▸ **What is expected**: For the listing that follows, report how many lines contain the string "title", giving the number alone.

====== Task input

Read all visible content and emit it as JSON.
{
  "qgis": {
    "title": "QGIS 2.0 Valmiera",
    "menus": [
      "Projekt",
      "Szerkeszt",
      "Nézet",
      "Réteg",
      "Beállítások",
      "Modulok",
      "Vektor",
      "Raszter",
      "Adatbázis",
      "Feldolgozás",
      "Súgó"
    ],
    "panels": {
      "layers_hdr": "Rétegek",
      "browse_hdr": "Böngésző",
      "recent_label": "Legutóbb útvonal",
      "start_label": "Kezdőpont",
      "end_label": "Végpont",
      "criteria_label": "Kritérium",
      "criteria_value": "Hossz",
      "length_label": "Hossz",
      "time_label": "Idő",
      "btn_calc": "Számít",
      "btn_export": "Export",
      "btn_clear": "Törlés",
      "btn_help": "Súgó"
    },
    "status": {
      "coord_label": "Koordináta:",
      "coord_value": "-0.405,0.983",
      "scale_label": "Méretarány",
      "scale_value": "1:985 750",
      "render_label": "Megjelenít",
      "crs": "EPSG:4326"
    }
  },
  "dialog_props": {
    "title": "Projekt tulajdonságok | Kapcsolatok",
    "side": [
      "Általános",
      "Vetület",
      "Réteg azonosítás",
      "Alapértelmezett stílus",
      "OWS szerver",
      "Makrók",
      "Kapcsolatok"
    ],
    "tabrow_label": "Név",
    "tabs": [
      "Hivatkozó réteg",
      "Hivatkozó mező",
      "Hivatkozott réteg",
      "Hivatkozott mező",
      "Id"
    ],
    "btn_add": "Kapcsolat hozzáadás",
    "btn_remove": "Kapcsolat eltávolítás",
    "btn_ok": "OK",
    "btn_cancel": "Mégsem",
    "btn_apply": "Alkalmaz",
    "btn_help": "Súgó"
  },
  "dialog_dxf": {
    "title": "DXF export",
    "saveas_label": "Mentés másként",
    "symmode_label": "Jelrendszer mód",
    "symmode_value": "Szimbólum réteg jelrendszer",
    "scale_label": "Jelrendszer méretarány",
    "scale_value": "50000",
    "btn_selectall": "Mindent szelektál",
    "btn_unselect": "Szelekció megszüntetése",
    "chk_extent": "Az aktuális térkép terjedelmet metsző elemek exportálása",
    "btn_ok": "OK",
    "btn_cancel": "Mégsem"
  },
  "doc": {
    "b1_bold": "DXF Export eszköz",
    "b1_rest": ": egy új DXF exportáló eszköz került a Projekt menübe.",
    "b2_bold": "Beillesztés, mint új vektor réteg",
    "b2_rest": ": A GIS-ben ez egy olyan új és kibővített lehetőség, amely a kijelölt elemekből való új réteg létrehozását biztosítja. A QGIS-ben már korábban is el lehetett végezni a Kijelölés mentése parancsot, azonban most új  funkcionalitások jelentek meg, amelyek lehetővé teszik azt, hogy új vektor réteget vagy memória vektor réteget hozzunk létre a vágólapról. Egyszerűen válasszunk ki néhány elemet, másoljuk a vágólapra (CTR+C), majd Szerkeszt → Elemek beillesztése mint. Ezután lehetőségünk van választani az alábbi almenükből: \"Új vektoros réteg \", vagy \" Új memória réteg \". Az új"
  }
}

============

▸ **Response to this task**: 3